» **PROBLEM TO SOLVE**
Could you filter the records below down to the lines that include the word "true"?

[Items from an interface collection]
■ ■ ■
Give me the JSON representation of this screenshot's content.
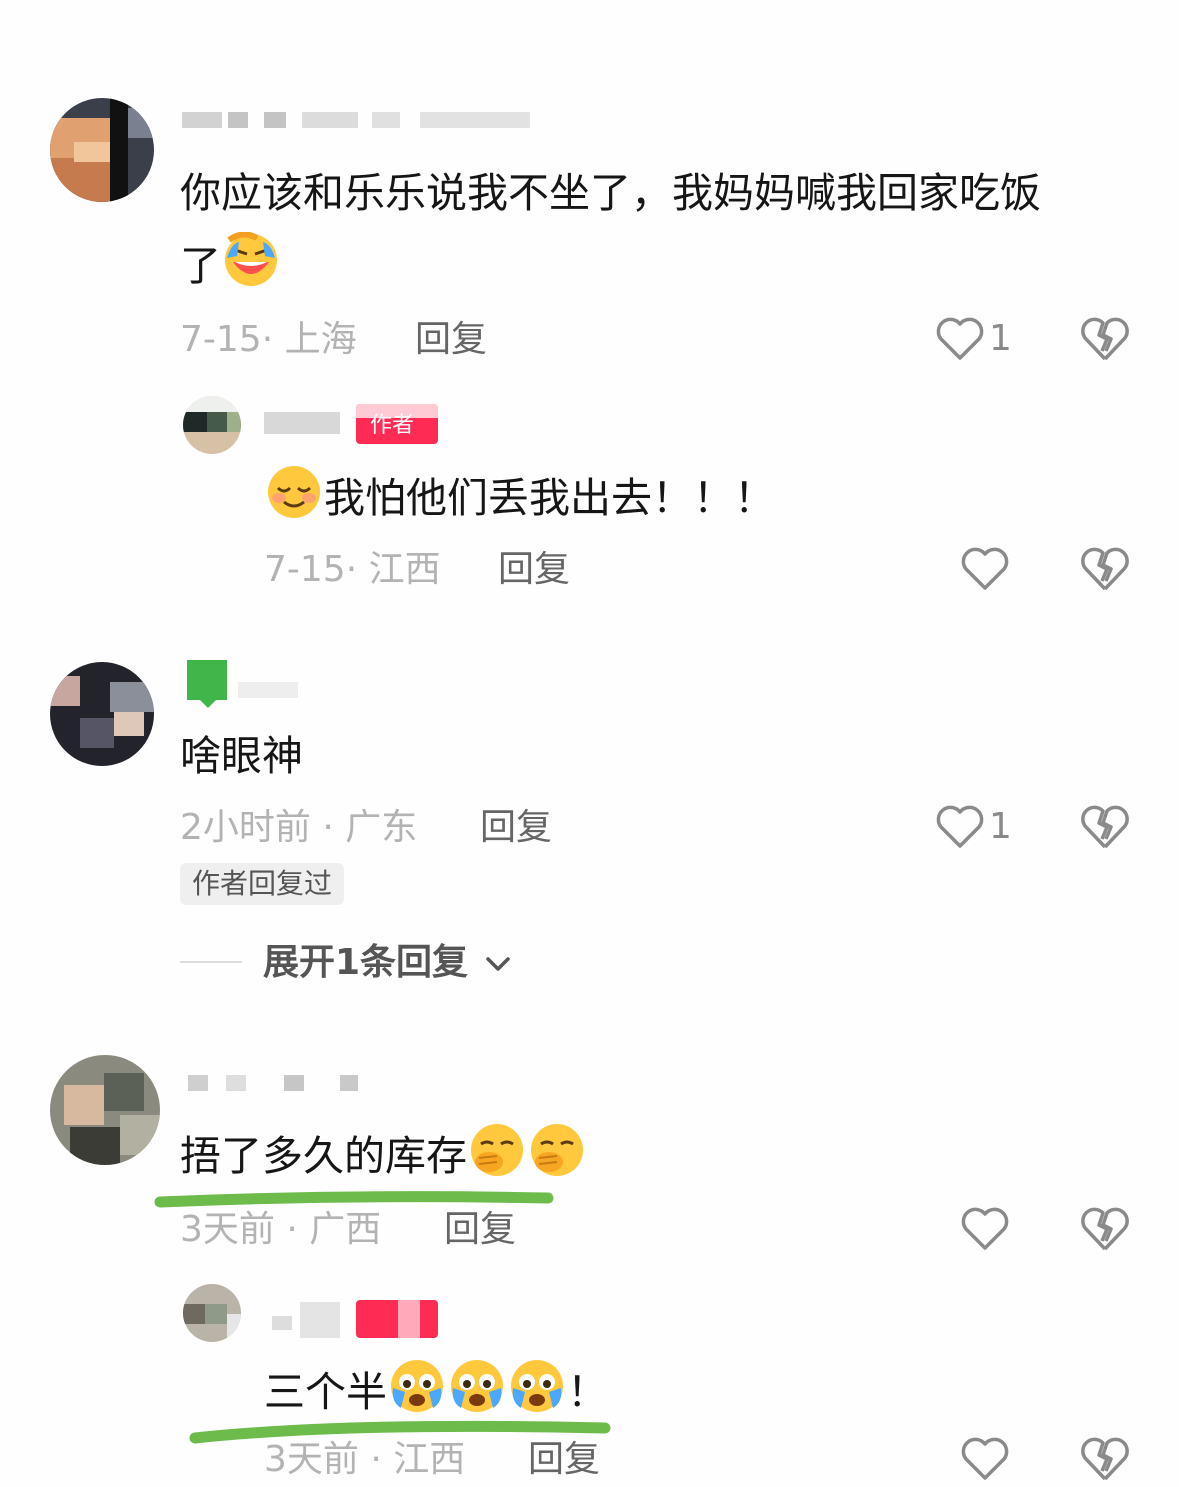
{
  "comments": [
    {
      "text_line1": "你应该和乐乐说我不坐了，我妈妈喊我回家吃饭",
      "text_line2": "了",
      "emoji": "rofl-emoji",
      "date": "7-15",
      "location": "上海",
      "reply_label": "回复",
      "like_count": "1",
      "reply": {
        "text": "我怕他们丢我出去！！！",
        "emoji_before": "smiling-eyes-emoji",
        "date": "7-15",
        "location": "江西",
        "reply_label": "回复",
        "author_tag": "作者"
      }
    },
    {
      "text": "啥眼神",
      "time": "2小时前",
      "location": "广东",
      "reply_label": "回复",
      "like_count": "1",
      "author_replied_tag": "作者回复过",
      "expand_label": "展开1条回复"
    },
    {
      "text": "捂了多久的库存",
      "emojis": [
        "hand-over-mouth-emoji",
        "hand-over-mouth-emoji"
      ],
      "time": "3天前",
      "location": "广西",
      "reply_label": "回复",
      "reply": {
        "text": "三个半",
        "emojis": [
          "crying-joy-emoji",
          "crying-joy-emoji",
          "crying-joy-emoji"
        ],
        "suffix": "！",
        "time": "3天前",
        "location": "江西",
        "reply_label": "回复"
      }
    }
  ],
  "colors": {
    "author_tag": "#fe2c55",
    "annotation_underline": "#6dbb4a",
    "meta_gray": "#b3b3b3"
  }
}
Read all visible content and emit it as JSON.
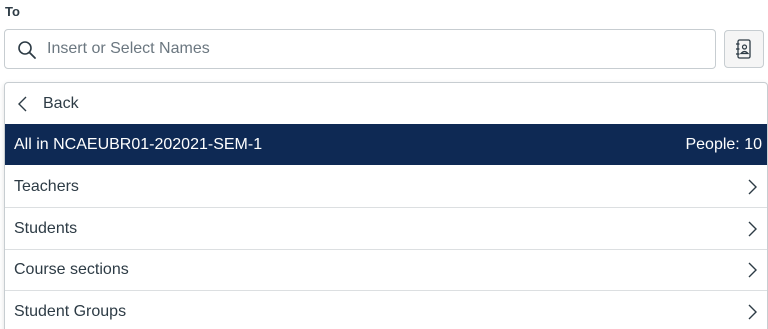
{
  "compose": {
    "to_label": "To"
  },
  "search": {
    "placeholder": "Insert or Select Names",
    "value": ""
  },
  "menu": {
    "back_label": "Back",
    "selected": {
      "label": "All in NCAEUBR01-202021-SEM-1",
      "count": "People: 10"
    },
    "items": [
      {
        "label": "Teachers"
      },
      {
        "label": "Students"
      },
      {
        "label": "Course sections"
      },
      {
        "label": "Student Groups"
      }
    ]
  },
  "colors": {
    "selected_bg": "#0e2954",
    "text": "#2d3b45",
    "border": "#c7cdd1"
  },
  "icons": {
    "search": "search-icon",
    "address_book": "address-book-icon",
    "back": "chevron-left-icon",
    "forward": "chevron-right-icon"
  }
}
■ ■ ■
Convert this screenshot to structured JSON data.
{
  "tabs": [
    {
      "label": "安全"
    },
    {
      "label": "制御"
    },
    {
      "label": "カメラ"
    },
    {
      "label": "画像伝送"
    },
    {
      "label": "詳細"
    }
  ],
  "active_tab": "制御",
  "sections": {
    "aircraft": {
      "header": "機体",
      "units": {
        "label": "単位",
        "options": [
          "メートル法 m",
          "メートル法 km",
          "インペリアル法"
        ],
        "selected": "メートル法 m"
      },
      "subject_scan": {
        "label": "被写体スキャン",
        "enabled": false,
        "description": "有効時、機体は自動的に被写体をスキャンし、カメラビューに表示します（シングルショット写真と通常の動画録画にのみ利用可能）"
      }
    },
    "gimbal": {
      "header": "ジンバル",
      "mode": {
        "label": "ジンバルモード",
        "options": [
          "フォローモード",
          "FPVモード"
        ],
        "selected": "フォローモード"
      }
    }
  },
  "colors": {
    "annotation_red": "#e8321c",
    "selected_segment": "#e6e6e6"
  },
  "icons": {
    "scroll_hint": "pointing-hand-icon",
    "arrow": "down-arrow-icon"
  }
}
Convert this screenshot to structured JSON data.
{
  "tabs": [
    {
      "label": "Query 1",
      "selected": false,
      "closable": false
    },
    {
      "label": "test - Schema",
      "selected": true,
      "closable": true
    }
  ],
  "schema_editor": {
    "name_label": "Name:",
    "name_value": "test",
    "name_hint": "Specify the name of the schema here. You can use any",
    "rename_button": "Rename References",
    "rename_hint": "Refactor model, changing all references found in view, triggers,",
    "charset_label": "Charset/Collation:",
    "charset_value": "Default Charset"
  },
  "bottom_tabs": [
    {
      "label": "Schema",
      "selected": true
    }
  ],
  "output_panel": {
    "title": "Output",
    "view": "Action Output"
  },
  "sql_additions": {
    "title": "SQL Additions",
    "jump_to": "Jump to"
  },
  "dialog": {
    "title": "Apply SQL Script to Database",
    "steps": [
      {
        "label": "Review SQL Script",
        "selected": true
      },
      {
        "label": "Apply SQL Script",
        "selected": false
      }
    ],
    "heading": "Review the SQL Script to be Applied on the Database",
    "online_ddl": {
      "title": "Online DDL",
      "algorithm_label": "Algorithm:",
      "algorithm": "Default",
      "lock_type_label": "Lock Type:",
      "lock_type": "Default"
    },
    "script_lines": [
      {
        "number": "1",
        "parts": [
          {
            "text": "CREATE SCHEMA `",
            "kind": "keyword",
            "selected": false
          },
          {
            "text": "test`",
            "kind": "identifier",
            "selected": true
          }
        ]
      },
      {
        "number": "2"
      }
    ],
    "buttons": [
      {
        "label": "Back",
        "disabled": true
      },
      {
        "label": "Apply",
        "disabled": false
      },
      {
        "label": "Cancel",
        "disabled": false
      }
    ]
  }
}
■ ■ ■
» **PROBLEM SOLUTION**
      "selected": true,
      "closable": true
      "selected": true
        "selected": true
            "selected": true
        "disabled": true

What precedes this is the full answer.